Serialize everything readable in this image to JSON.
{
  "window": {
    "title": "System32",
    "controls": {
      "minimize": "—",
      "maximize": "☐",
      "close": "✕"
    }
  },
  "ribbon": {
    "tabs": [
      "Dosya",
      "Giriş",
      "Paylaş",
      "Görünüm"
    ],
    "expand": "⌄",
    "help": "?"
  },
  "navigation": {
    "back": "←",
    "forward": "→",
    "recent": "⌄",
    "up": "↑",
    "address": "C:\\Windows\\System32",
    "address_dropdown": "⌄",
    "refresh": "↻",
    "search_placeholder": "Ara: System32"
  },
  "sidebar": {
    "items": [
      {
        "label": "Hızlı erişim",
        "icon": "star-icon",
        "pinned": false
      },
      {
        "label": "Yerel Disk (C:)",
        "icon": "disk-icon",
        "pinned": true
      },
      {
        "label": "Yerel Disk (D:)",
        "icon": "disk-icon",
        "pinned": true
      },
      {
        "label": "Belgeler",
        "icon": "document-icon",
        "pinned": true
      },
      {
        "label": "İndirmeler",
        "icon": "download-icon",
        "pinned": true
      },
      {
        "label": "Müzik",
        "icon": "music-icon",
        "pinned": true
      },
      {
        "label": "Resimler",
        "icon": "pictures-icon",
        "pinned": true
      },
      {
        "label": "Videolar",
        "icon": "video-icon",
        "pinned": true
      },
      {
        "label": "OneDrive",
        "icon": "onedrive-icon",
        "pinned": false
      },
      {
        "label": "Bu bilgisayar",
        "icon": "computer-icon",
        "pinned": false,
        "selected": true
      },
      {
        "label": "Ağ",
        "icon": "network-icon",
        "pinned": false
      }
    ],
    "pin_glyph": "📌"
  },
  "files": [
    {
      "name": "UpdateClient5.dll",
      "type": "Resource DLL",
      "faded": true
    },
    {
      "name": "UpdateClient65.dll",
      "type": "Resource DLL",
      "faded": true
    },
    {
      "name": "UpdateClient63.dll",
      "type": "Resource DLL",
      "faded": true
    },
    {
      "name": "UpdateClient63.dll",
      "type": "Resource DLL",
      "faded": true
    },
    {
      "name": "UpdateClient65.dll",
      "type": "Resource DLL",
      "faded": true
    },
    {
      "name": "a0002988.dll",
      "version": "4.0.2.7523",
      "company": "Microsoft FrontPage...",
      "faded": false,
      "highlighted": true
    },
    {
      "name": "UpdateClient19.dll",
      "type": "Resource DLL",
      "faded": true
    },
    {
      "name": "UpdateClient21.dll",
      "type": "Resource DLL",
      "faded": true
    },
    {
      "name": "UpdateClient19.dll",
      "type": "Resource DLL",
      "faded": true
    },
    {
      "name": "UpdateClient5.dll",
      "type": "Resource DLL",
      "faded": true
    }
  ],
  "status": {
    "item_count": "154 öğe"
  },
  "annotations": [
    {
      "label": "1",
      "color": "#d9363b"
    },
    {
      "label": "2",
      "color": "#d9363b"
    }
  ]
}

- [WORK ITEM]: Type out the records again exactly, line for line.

- [SOLUTION FOR THIS PROBLEM]:
Serialize everything readable in this image to JSON.
{
  "window": {
    "title": "System32",
    "controls": {
      "minimize": "—",
      "maximize": "☐",
      "close": "✕"
    }
  },
  "ribbon": {
    "tabs": [
      "Dosya",
      "Giriş",
      "Paylaş",
      "Görünüm"
    ],
    "expand": "⌄",
    "help": "?"
  },
  "navigation": {
    "back": "←",
    "forward": "→",
    "recent": "⌄",
    "up": "↑",
    "address": "C:\\Windows\\System32",
    "address_dropdown": "⌄",
    "refresh": "↻",
    "search_placeholder": "Ara: System32"
  },
  "sidebar": {
    "items": [
      {
        "label": "Hızlı erişim",
        "icon": "star-icon",
        "pinned": false
      },
      {
        "label": "Yerel Disk (C:)",
        "icon": "disk-icon",
        "pinned": true
      },
      {
        "label": "Yerel Disk (D:)",
        "icon": "disk-icon",
        "pinned": true
      },
      {
        "label": "Belgeler",
        "icon": "document-icon",
        "pinned": true
      },
      {
        "label": "İndirmeler",
        "icon": "download-icon",
        "pinned": true
      },
      {
        "label": "Müzik",
        "icon": "music-icon",
        "pinned": true
      },
      {
        "label": "Resimler",
        "icon": "pictures-icon",
        "pinned": true
      },
      {
        "label": "Videolar",
        "icon": "video-icon",
        "pinned": true
      },
      {
        "label": "OneDrive",
        "icon": "onedrive-icon",
        "pinned": false
      },
      {
        "label": "Bu bilgisayar",
        "icon": "computer-icon",
        "pinned": false,
        "selected": true
      },
      {
        "label": "Ağ",
        "icon": "network-icon",
        "pinned": false
      }
    ],
    "pin_glyph": "📌"
  },
  "files": [
    {
      "name": "UpdateClient5.dll",
      "type": "Resource DLL",
      "faded": true
    },
    {
      "name": "UpdateClient65.dll",
      "type": "Resource DLL",
      "faded": true
    },
    {
      "name": "UpdateClient63.dll",
      "type": "Resource DLL",
      "faded": true
    },
    {
      "name": "UpdateClient63.dll",
      "type": "Resource DLL",
      "faded": true
    },
    {
      "name": "UpdateClient65.dll",
      "type": "Resource DLL",
      "faded": true
    },
    {
      "name": "a0002988.dll",
      "version": "4.0.2.7523",
      "company": "Microsoft FrontPage...",
      "faded": false,
      "highlighted": true
    },
    {
      "name": "UpdateClient19.dll",
      "type": "Resource DLL",
      "faded": true
    },
    {
      "name": "UpdateClient21.dll",
      "type": "Resource DLL",
      "faded": true
    },
    {
      "name": "UpdateClient19.dll",
      "type": "Resource DLL",
      "faded": true
    },
    {
      "name": "UpdateClient5.dll",
      "type": "Resource DLL",
      "faded": true
    }
  ],
  "status": {
    "item_count": "154 öğe"
  },
  "annotations": [
    {
      "label": "1",
      "color": "#d9363b"
    },
    {
      "label": "2",
      "color": "#d9363b"
    }
  ]
}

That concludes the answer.